                      Pat

                      --- In multimachine@yahoogroups.com, Lance <gbof@...> wrote:
                      >
                      > I am sorry to have posted the bad links.
                      > I thought I was sending to Pat directly.
                      >
                      > My bad.
                      >
                      > DO NOT USE, COPY, CLICK, PASTE ANY OF THOSE LINKS.
                      >
                      > TRASH THEM.
                      >
                      > lance
                      > ++++
                      > On Aug 17, 2010, at 9:54 PM, Donald H Locker wrote:
                      >
                      > >> See copy below:
                      > >
                      > > DON'T DO THIS!!! If they are bad links, delete them! It's bad
                      > > enough to have them appear once, now everyone has multiple copies,
                      > > some from a trusted member. Jeez.
                      > >
                      > >>
                      > >>
                      > >
                      > > [B.S. thrown on the heap]
                      >
                    • David G. LeVine
                      ... That long? About 1/2-2/3 of the email I get is spam.
                      Message 11 of 17 , Aug 18, 2010
                      • 0 Attachment
                        On 08/17/2010 10:46 PM, Pat wrote:
                        > The web seems to generate some new scam every few minutes.
                        >
                        > Pat
                        >

                        That long? About 1/2-2/3 of the email I get is spam.

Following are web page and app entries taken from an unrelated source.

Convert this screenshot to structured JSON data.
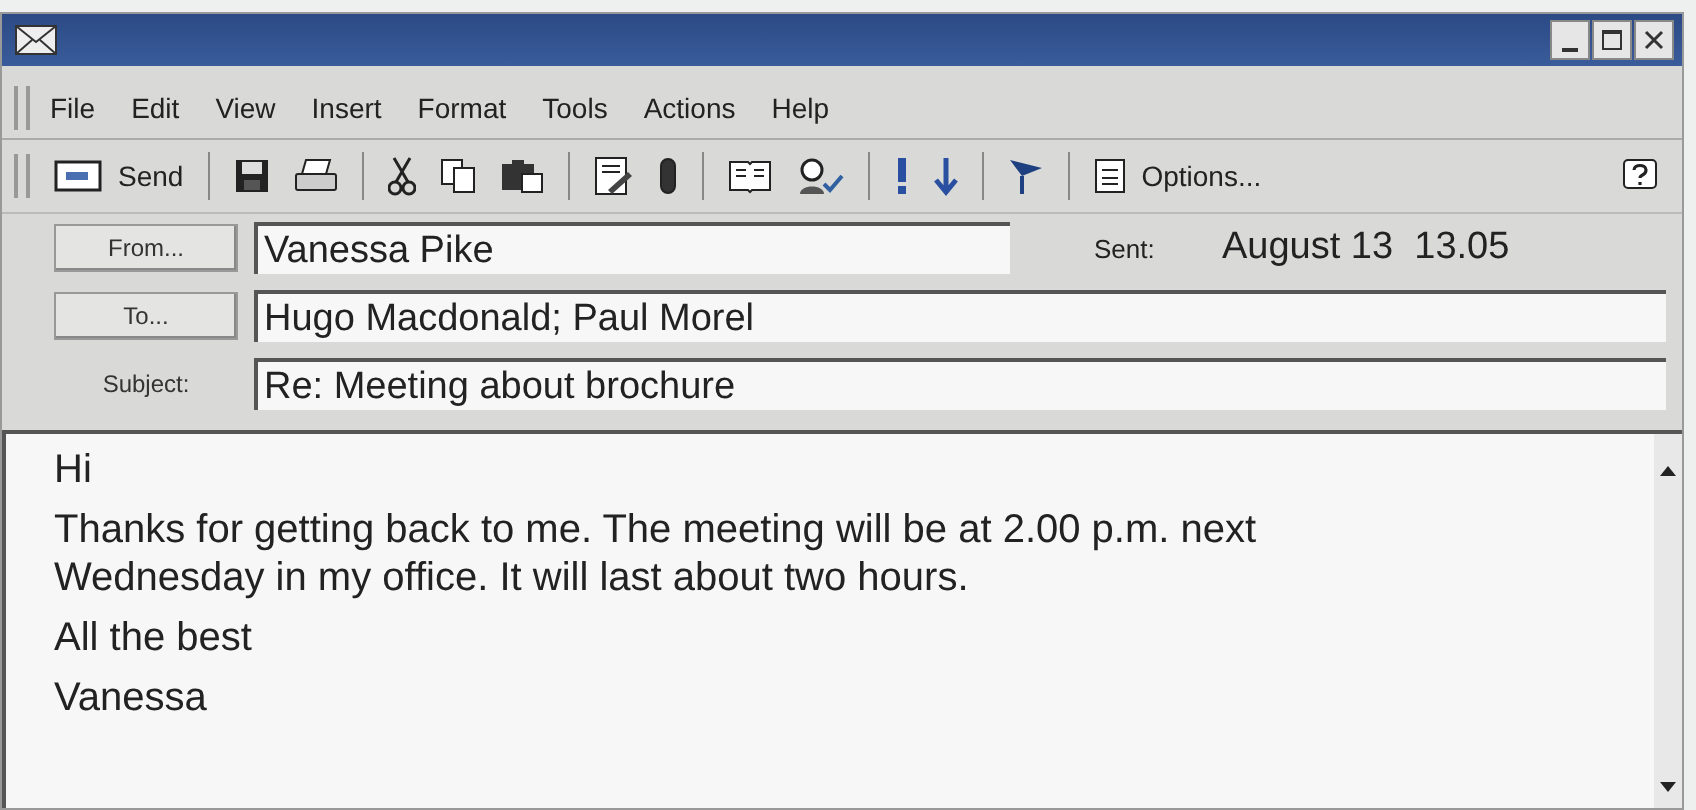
{
  "menu": [
    "File",
    "Edit",
    "View",
    "Insert",
    "Format",
    "Tools",
    "Actions",
    "Help"
  ],
  "toolbar": {
    "send_label": "Send",
    "options_label": "Options..."
  },
  "header": {
    "from_button": "From...",
    "from": "Vanessa Pike",
    "sent_label": "Sent:",
    "sent": "August 13  13.05",
    "to_button": "To...",
    "to": "Hugo Macdonald; Paul Morel",
    "subject_label": "Subject:",
    "subject": "Re: Meeting about brochure"
  },
  "body": [
    "Hi",
    "Thanks for getting back to me. The meeting will be at 2.00 p.m. next Wednesday in my office. It will last about two hours.",
    "All the best",
    "Vanessa"
  ]
}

                      Your message has been successfully submitted and would be delivered to recipients shortly.